Task goal:
From the first line to the last, write out the records exactly, leaving out images.

Source records:
§ §

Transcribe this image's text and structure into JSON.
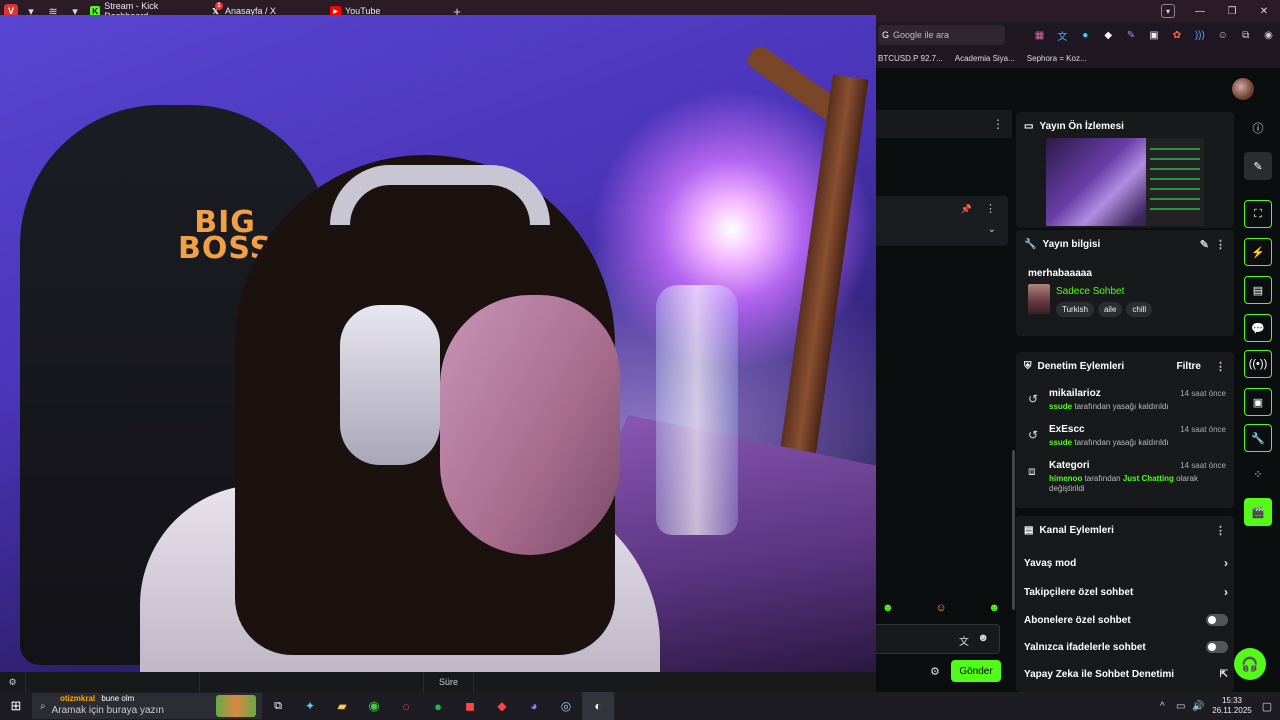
{
  "browser": {
    "tabs": [
      {
        "label": "Stream - Kick Dashboard",
        "favicon": "kick-icon",
        "color": "#53fc18"
      },
      {
        "label": "Anasayfa / X",
        "favicon": "x-icon",
        "badge": "1"
      },
      {
        "label": "YouTube",
        "favicon": "youtube-icon",
        "color": "#ff0000"
      }
    ],
    "new_tab_label": "+",
    "search_placeholder": "Google ile ara",
    "bookmarks": [
      "BTCUSD.P 92.7...",
      "Academia Siya...",
      "Sephora = Koz..."
    ]
  },
  "dashboard": {
    "preview_title": "Yayın Ön İzlemesi",
    "info_title": "Yayın bilgisi",
    "stream_title": "merhabaaaaa",
    "category": "Sadece Sohbet",
    "tags": [
      "Turkish",
      "aile",
      "chill"
    ],
    "mod_title": "Denetim Eylemleri",
    "mod_filter": "Filtre",
    "mod_actions": [
      {
        "user": "mikailarioz",
        "time": "14 saat önce",
        "actor": "ssude",
        "text": " tarafından yasağı kaldırıldı",
        "icon": "undo-icon"
      },
      {
        "user": "ExEscc",
        "time": "14 saat önce",
        "actor": "ssude",
        "text": " tarafından yasağı kaldırıldı",
        "icon": "undo-icon"
      },
      {
        "user": "Kategori",
        "time": "14 saat önce",
        "actor": "himenoo",
        "text": " tarafından ",
        "highlight": "Just Chatting",
        "text2": " olarak değiştirildi",
        "icon": "category-icon"
      }
    ],
    "channel_title": "Kanal Eylemleri",
    "channel_actions": [
      {
        "label": "Yavaş mod",
        "kind": "chevron"
      },
      {
        "label": "Takipçilere özel sohbet",
        "kind": "chevron"
      },
      {
        "label": "Abonelere özel sohbet",
        "kind": "toggle",
        "on": false
      },
      {
        "label": "Yalnızca ifadelerle sohbet",
        "kind": "toggle",
        "on": false
      },
      {
        "label": "Yapay Zeka ile Sohbet Denetimi",
        "kind": "external"
      }
    ],
    "send_label": "Gönder",
    "bottom_sure": "Süre",
    "accent": "#53fc18"
  },
  "taskbar": {
    "search_placeholder": "Aramak için buraya yazın",
    "notification_user": "otizmkral",
    "notification_text": "bune olm",
    "time": "15:33",
    "date": "26.11.2025"
  },
  "video": {
    "chair_text_line1": "BIG",
    "chair_text_line2": "BOSS"
  }
}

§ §

Your solution:
Transcribe this image's text and structure into JSON.
{
  "browser": {
    "tabs": [
      {
        "label": "Stream - Kick Dashboard",
        "favicon": "kick-icon",
        "color": "#53fc18"
      },
      {
        "label": "Anasayfa / X",
        "favicon": "x-icon",
        "badge": "1"
      },
      {
        "label": "YouTube",
        "favicon": "youtube-icon",
        "color": "#ff0000"
      }
    ],
    "new_tab_label": "+",
    "search_placeholder": "Google ile ara",
    "bookmarks": [
      "BTCUSD.P 92.7...",
      "Academia Siya...",
      "Sephora = Koz..."
    ]
  },
  "dashboard": {
    "preview_title": "Yayın Ön İzlemesi",
    "info_title": "Yayın bilgisi",
    "stream_title": "merhabaaaaa",
    "category": "Sadece Sohbet",
    "tags": [
      "Turkish",
      "aile",
      "chill"
    ],
    "mod_title": "Denetim Eylemleri",
    "mod_filter": "Filtre",
    "mod_actions": [
      {
        "user": "mikailarioz",
        "time": "14 saat önce",
        "actor": "ssude",
        "text": " tarafından yasağı kaldırıldı",
        "icon": "undo-icon"
      },
      {
        "user": "ExEscc",
        "time": "14 saat önce",
        "actor": "ssude",
        "text": " tarafından yasağı kaldırıldı",
        "icon": "undo-icon"
      },
      {
        "user": "Kategori",
        "time": "14 saat önce",
        "actor": "himenoo",
        "text": " tarafından ",
        "highlight": "Just Chatting",
        "text2": " olarak değiştirildi",
        "icon": "category-icon"
      }
    ],
    "channel_title": "Kanal Eylemleri",
    "channel_actions": [
      {
        "label": "Yavaş mod",
        "kind": "chevron"
      },
      {
        "label": "Takipçilere özel sohbet",
        "kind": "chevron"
      },
      {
        "label": "Abonelere özel sohbet",
        "kind": "toggle",
        "on": false
      },
      {
        "label": "Yalnızca ifadelerle sohbet",
        "kind": "toggle",
        "on": false
      },
      {
        "label": "Yapay Zeka ile Sohbet Denetimi",
        "kind": "external"
      }
    ],
    "send_label": "Gönder",
    "bottom_sure": "Süre",
    "accent": "#53fc18"
  },
  "taskbar": {
    "search_placeholder": "Aramak için buraya yazın",
    "notification_user": "otizmkral",
    "notification_text": "bune olm",
    "time": "15:33",
    "date": "26.11.2025"
  },
  "video": {
    "chair_text_line1": "BIG",
    "chair_text_line2": "BOSS"
  }
}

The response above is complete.